“From our perspective, people with disabilities have the right to have the Americans with Disabilities Act enforced,” she said.
“We fought to have the law on the books, and the establishments who haven’t come into compliance have the responsibility to do so.”
But she conceded they also can risk a backlash against even organized nonprofits fighting to protect civil rights.
“I am aware, and have been for some time, of the practice of ‘drive-by lawsuits,’” she said. “Sometimes, unscrupulous attorneys go out and find people and file lawsuits and settle for money. Those we strongly and vehemently object to.”
Regardless of intent, Bill Pokorny, a partner at the Chicago law firm of Franczek Radelet who represents national hotel and restaurant chains, said the numbers show ADA litigation is here to stay. That’s why the law firm published an article last year advising clients to be proactive in ADA compliance.

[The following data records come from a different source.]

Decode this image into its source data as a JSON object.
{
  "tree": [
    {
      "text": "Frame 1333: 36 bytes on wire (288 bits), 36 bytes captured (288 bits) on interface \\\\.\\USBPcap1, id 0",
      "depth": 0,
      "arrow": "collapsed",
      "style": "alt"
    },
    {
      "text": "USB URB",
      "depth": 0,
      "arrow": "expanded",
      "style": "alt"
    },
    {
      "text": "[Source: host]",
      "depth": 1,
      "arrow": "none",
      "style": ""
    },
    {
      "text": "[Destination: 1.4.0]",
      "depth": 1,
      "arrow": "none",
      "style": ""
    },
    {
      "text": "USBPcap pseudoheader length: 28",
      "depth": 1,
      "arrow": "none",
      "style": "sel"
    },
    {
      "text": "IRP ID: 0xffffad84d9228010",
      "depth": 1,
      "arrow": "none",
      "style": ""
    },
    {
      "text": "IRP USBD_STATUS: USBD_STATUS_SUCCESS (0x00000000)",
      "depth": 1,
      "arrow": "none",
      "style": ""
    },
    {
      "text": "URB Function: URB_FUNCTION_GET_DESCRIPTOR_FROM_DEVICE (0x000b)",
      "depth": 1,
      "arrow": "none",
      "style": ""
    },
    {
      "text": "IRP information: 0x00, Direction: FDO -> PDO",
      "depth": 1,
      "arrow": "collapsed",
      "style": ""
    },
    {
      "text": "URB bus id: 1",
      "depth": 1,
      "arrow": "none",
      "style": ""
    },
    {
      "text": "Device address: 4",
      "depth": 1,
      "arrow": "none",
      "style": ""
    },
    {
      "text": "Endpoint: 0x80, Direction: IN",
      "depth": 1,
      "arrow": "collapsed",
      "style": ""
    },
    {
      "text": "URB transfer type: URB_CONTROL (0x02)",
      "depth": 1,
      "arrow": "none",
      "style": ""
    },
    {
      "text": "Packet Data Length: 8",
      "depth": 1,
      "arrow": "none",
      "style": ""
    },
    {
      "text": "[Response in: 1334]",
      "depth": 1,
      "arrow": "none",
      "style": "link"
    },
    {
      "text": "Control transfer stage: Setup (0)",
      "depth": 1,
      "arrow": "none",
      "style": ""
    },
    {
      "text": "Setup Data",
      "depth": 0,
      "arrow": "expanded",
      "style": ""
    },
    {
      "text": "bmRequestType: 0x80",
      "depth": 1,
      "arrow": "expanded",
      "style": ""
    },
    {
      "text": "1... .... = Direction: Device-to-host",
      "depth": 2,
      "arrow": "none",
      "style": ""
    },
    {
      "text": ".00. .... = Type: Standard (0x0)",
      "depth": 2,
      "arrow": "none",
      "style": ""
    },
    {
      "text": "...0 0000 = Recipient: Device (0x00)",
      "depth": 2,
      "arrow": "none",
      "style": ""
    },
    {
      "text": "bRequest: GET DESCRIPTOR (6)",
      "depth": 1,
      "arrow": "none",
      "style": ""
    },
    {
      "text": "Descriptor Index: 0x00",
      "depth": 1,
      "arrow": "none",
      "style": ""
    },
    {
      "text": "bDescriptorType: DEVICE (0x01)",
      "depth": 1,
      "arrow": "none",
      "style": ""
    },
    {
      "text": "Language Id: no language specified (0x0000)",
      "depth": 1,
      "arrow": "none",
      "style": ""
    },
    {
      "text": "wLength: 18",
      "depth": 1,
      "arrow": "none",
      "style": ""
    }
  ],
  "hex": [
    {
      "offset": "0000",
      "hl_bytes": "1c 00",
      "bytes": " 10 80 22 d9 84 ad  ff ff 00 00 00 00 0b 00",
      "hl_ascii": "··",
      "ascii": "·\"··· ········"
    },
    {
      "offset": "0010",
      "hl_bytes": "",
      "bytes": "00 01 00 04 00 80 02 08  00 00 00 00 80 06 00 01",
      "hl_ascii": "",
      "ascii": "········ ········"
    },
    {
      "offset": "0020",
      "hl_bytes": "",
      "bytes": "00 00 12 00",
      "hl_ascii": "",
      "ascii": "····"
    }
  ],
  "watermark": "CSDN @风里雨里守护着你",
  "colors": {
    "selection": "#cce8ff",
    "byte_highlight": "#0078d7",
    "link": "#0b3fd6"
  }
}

But Pokorny said business owners should also keep in mind that, with hundreds of thousands of businesses in the Chicago area, it’s not likely that a small business owner will face ADA litigation.
“Even with a good chunk of these lawsuits being filed, the odds of any individual business facing a lawsuit is fairly low,” Pokorny said.
“We’re talking, at most, tens of lawsuits by any given tester or law firm. So, certainly, for the ones who are unlucky enough to be sued, it’s a headache and an expense.
“For others, what it really does is emphasize the need to pay attention to the ADA and make sure that they’re in compliance. Not only is there the risk of liability, but in most cases, it really is the right thing to do so everyone can enjoy their services and accommodations.”